The only other person likely to attend is a Presenting Officer from the DWP or Local Authority. Although they are paid by the DWP or Local Authority their role in the Tribunal is meant to be to assist the Tribunal. Thus whilst they may outline the DWP or local authority's case, their presence is to ensure that all evidential and legal issues are made clear to the Tribunal.

Usually when you arrive at the Tribunal they will have already read the papers which the DWP provided as part of the Tribunal bundle. They will also have read anything that you sent in – You should make sure any evidence you wish to rely on is sent to the tribunal 7 days before the hearing. If you send in evidence less than 7 days before the hearing, it is best to check with the Tribunal (or the Clerk beforehand that those documents are with the Tribunal you should also take spare copies of the evidence as the Clerk may not have access or resources to photocopy large amounts of evidence.

The Tribunal will usually therefore has a good overview of your case. It will not have made up its mind, but the Tribunal may have decided which areas it wants clarifying so may start by asking you specific question about your case. Make sure you answer as accurately as possible. Try and keep to the point you have been asked about and try not to talk for too long on any particular point.

When the Tribunal have asked all their questions the Judge will usually ask you if you have anything to add. This is your chance to mention anything that you do not feel has been covered by the Tribunal or perhaps not in sufficient detail.

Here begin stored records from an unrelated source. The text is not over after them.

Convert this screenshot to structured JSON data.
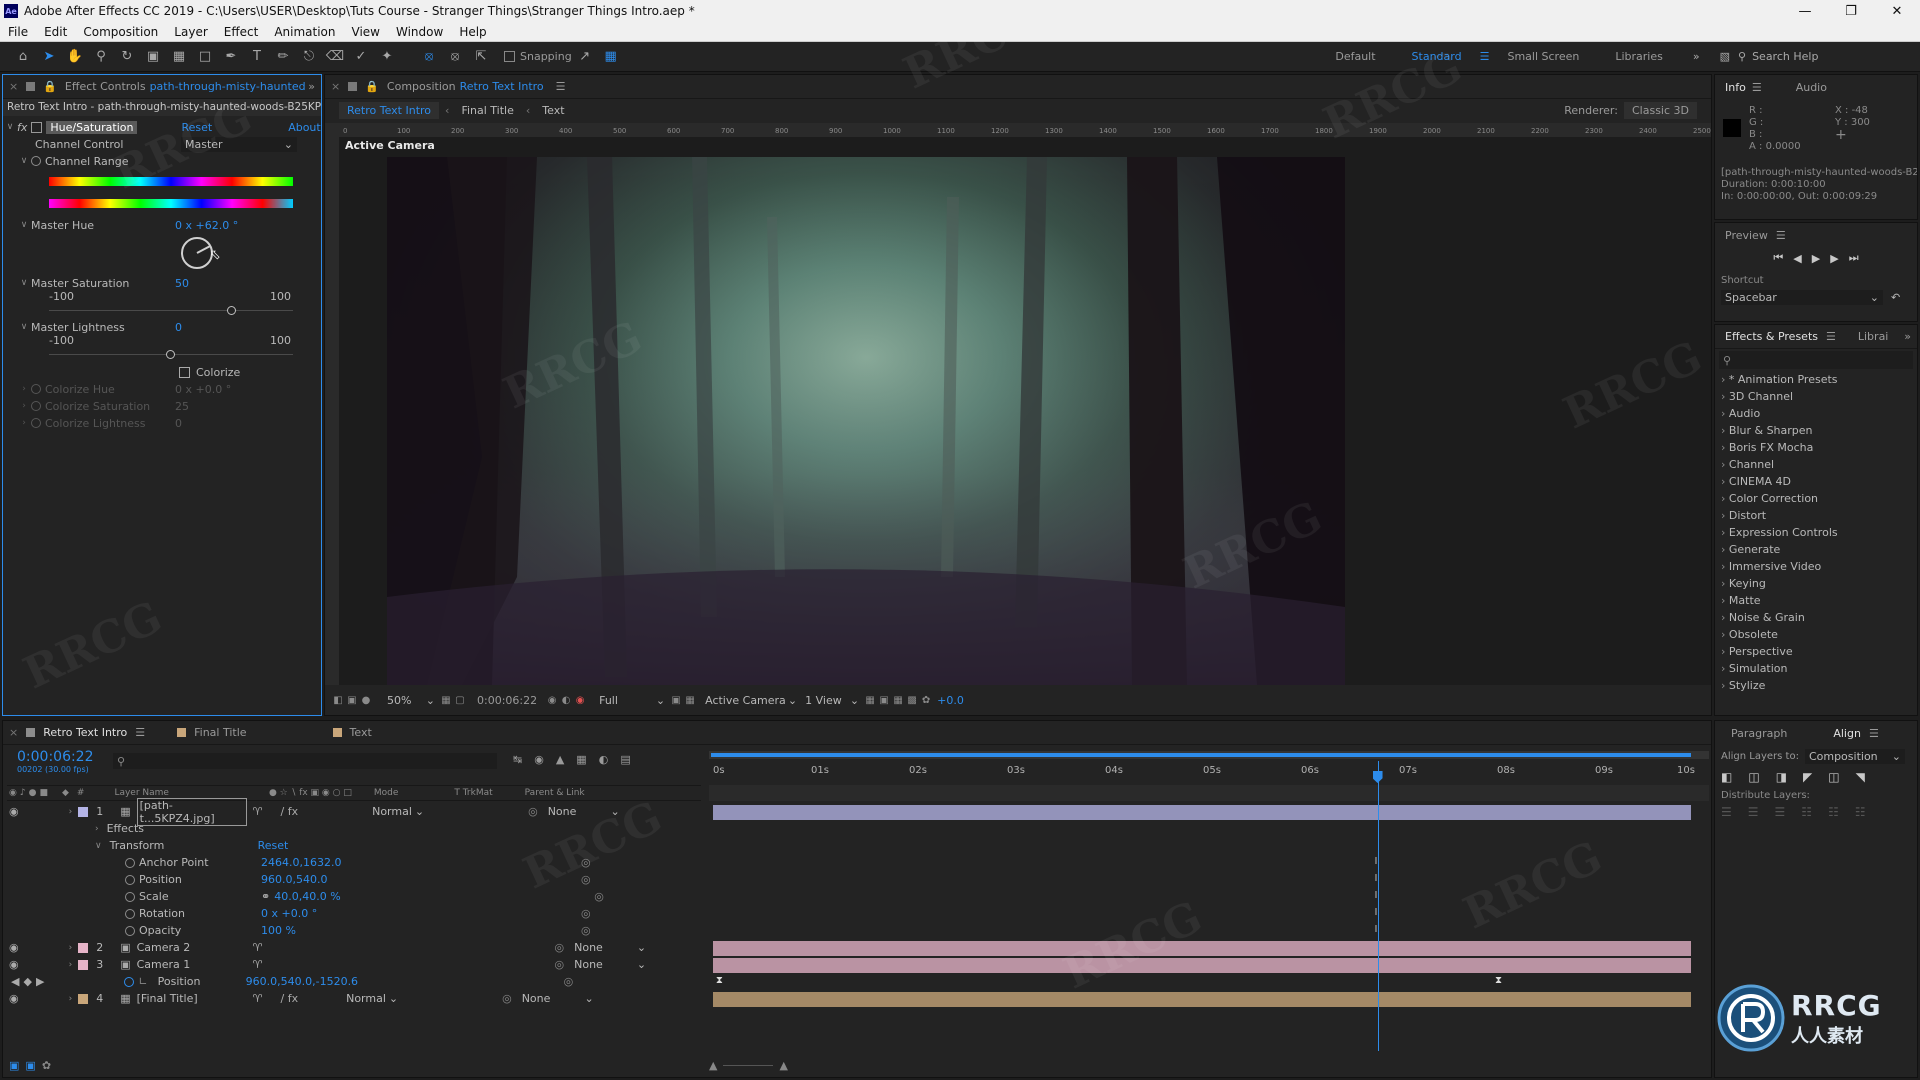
{
  "window": {
    "title": "Adobe After Effects CC 2019 - C:\\Users\\USER\\Desktop\\Tuts Course - Stranger Things\\Stranger Things Intro.aep *",
    "app_badge": "Ae"
  },
  "menu": [
    "File",
    "Edit",
    "Composition",
    "Layer",
    "Effect",
    "Animation",
    "View",
    "Window",
    "Help"
  ],
  "toolbar": {
    "snapping_label": "Snapping",
    "workspaces": [
      "Default",
      "Standard",
      "Small Screen",
      "Libraries"
    ],
    "active_workspace": "Standard",
    "search_help": "Search Help"
  },
  "effect_controls": {
    "tab_label": "Effect Controls",
    "tab_layer": "path-through-misty-haunted",
    "header": "Retro Text Intro - path-through-misty-haunted-woods-B25KPZ4",
    "effect_name": "Hue/Saturation",
    "reset": "Reset",
    "about": "About",
    "channel_control_label": "Channel Control",
    "channel_control_value": "Master",
    "channel_range_label": "Channel Range",
    "master_hue_label": "Master Hue",
    "master_hue_value": "0 x +62.0 °",
    "master_hue_deg": 62,
    "master_saturation_label": "Master Saturation",
    "master_saturation_value": "50",
    "master_saturation": 50,
    "master_lightness_label": "Master Lightness",
    "master_lightness_value": "0",
    "master_lightness": 0,
    "range_min": "-100",
    "range_max": "100",
    "colorize_label": "Colorize",
    "colorize_hue_label": "Colorize Hue",
    "colorize_hue_value": "0 x +0.0 °",
    "colorize_saturation_label": "Colorize Saturation",
    "colorize_saturation_value": "25",
    "colorize_lightness_label": "Colorize Lightness",
    "colorize_lightness_value": "0"
  },
  "composition": {
    "tab_label": "Composition",
    "tab_comp": "Retro Text Intro",
    "breadcrumbs": [
      "Retro Text Intro",
      "Final Title",
      "Text"
    ],
    "renderer_label": "Renderer:",
    "renderer_value": "Classic 3D",
    "active_camera_label": "Active Camera",
    "ruler_ticks": [
      "0",
      "100",
      "200",
      "300",
      "400",
      "500",
      "600",
      "700",
      "800",
      "900",
      "1000",
      "1100",
      "1200",
      "1300",
      "1400",
      "1500",
      "1600",
      "1700",
      "1800",
      "1900",
      "2000",
      "2100",
      "2200",
      "2300",
      "2400",
      "2500"
    ],
    "zoom": "50%",
    "timecode": "0:00:06:22",
    "resolution": "Full",
    "view_camera": "Active Camera",
    "view_layout": "1 View",
    "exposure": "+0.0"
  },
  "info_panel": {
    "tabs": [
      "Info",
      "Audio"
    ],
    "rgb_labels": [
      "R :",
      "G :",
      "B :",
      "A :"
    ],
    "alpha_value": "0.0000",
    "x_value": "X : -48",
    "y_value": "Y : 300",
    "layer_name": "[path-through-misty-haunted-woods-B2",
    "duration": "Duration: 0:00:10:00",
    "in_out": "In: 0:00:00:00, Out: 0:00:09:29"
  },
  "preview_panel": {
    "title": "Preview",
    "shortcut_label": "Shortcut",
    "shortcut_value": "Spacebar"
  },
  "effects_presets": {
    "tab_label": "Effects & Presets",
    "tab_libraries": "Librai",
    "items": [
      "* Animation Presets",
      "3D Channel",
      "Audio",
      "Blur & Sharpen",
      "Boris FX Mocha",
      "Channel",
      "CINEMA 4D",
      "Color Correction",
      "Distort",
      "Expression Controls",
      "Generate",
      "Immersive Video",
      "Keying",
      "Matte",
      "Noise & Grain",
      "Obsolete",
      "Perspective",
      "Simulation",
      "Stylize"
    ]
  },
  "align_panel": {
    "tabs": [
      "Paragraph",
      "Align"
    ],
    "align_to_label": "Align Layers to:",
    "align_to_value": "Composition",
    "distribute_label": "Distribute Layers:"
  },
  "timeline": {
    "tabs": [
      "Retro Text Intro",
      "Final Title",
      "Text"
    ],
    "timecode": "0:00:06:22",
    "fps_note": "00202 (30.00 fps)",
    "col_layer_name": "Layer Name",
    "col_mode": "Mode",
    "col_trkmat": "T  TrkMat",
    "col_parent": "Parent & Link",
    "time_labels": [
      "0s",
      "01s",
      "02s",
      "03s",
      "04s",
      "05s",
      "06s",
      "07s",
      "08s",
      "09s",
      "10s"
    ],
    "playhead_seconds": 6.73,
    "duration_seconds": 10,
    "layers": [
      {
        "num": "1",
        "name": "[path-t...5KPZ4.jpg]",
        "mode": "Normal",
        "parent": "None",
        "color": "#b4b4e6"
      },
      {
        "num": "2",
        "name": "Camera 2",
        "parent": "None",
        "color": "#e6b4c8"
      },
      {
        "num": "3",
        "name": "Camera 1",
        "parent": "None",
        "color": "#e6b4c8"
      },
      {
        "num": "4",
        "name": "[Final Title]",
        "mode": "Normal",
        "parent": "None",
        "color": "#c9a67a"
      }
    ],
    "effects_label": "Effects",
    "transform_label": "Transform",
    "transform_reset": "Reset",
    "properties": [
      {
        "name": "Anchor Point",
        "value": "2464.0,1632.0"
      },
      {
        "name": "Position",
        "value": "960.0,540.0"
      },
      {
        "name": "Scale",
        "value": "40.0,40.0 %"
      },
      {
        "name": "Rotation",
        "value": "0 x +0.0 °"
      },
      {
        "name": "Opacity",
        "value": "100 %"
      }
    ],
    "cam1_position_label": "Position",
    "cam1_position_value": "960.0,540.0,-1520.6"
  },
  "watermark": "RRCG",
  "logo": {
    "main": "RRCG",
    "sub": "人人素材"
  },
  "colors": {
    "accent": "#2d8ceb",
    "panel_bg": "#232323",
    "layer1": "#b4b4e6",
    "camera": "#e6b4c8",
    "precomp": "#c9a67a"
  }
}
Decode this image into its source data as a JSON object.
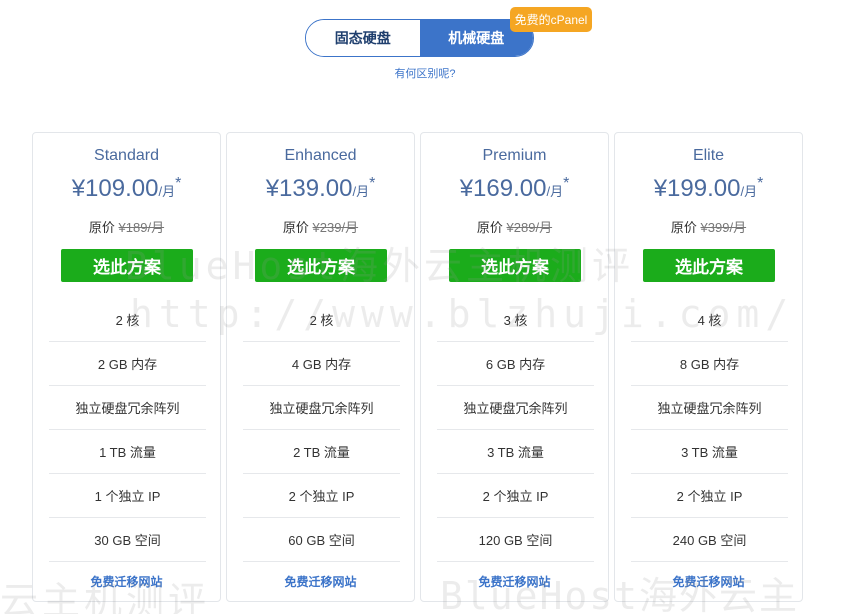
{
  "toggle": {
    "ssd_label": "固态硬盘",
    "hdd_label": "机械硬盘",
    "active": "hdd",
    "badge": "免费的cPanel",
    "diff_link": "有何区别呢?"
  },
  "plans": [
    {
      "name": "Standard",
      "currency": "¥",
      "price": "109.00",
      "per": "/月",
      "star": "*",
      "orig_label": "原价",
      "orig_price": "¥189/月",
      "button": "选此方案",
      "features": [
        "2 核",
        "2 GB 内存",
        "独立硬盘冗余阵列",
        "1 TB 流量",
        "1 个独立 IP",
        "30 GB 空间"
      ],
      "migrate": "免费迁移网站"
    },
    {
      "name": "Enhanced",
      "currency": "¥",
      "price": "139.00",
      "per": "/月",
      "star": "*",
      "orig_label": "原价",
      "orig_price": "¥239/月",
      "button": "选此方案",
      "features": [
        "2 核",
        "4 GB 内存",
        "独立硬盘冗余阵列",
        "2 TB 流量",
        "2 个独立 IP",
        "60 GB 空间"
      ],
      "migrate": "免费迁移网站"
    },
    {
      "name": "Premium",
      "currency": "¥",
      "price": "169.00",
      "per": "/月",
      "star": "*",
      "orig_label": "原价",
      "orig_price": "¥289/月",
      "button": "选此方案",
      "features": [
        "3 核",
        "6 GB 内存",
        "独立硬盘冗余阵列",
        "3 TB 流量",
        "2 个独立 IP",
        "120 GB 空间"
      ],
      "migrate": "免费迁移网站"
    },
    {
      "name": "Elite",
      "currency": "¥",
      "price": "199.00",
      "per": "/月",
      "star": "*",
      "orig_label": "原价",
      "orig_price": "¥399/月",
      "button": "选此方案",
      "features": [
        "4 核",
        "8 GB 内存",
        "独立硬盘冗余阵列",
        "3 TB 流量",
        "2 个独立 IP",
        "240 GB 空间"
      ],
      "migrate": "免费迁移网站"
    }
  ],
  "watermark": {
    "line1": "BlueHost海外云主机测评",
    "line2": "http://www.blzhuji.com/",
    "line3": "云主机测评",
    "line4": "BlueHost海外云主"
  }
}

Once the Tribunal feel that all issues have been covered you will usually be asked to step outside whilst it makes its decision. You will then usually be called in to inform you of the decision and you will handed a piece of paper called a Decision Notice that very briefly outlines the decision and possibly a little about the reasons behind it.

Sometimes the Tribunal will want to consider your case for longer and may tell you that it will make a decision later. This is called a “Reserved Decision”. Usually the Tribunal will still make the decision on the same day so you will usually get the decision sent to you in the post within a day or Two.

What can I do if I Lose my Tribunal?

If you do not like the outcome of you Tribunal you can challenge the decision in two main ways:

Apply for set aside of the Tribunal – you can do this if it is in the Interests of Justice and:

  • You or your representative did not receive all relevant documents or were not sent them at the appropriate time
  • You or your representative were not present at the hearing (and you had indicated that you wanted this)
  • Some other procedural irregularity

Apply for leave to appeal to the Upper Tribunal – you can do this on the ground that the Tribunal made an error of Law. Examples of errors of Law are where the Tribunal:

  • Applied the law incorrectly
  • Conducted the proceedings in breach of the proper procedures which breached the rules of natural justice
  • Failed to give adequate reasons for its decision
  • Failed to make proper findings of Fact
  • Came to a conclusion unsupported by the evidence

Essentially if you cannot understand how the Tribunal came to its decision or you feel that the Tribunal was in some way unfair, you may be able to show that the Tribunal erred in Law. In order to do this you will need to know the reasoning behind the Tribunal decision – thus you must request a statement of reasons for the Tribunal decision. Any Statement of reason must be requested within one calendar month of the Tribunal sending or telling you of its decision.

You can ask the Tribunal to extend time to issue a statement of reasons, if you have a good reason for requesting on late, but the Tribunal does not have to grant your request. You should also ask for the Record of Proceedings. This will be the Tribunal Judge’s handwritten notes of the hearing. These must also be requested within 1 calendar month.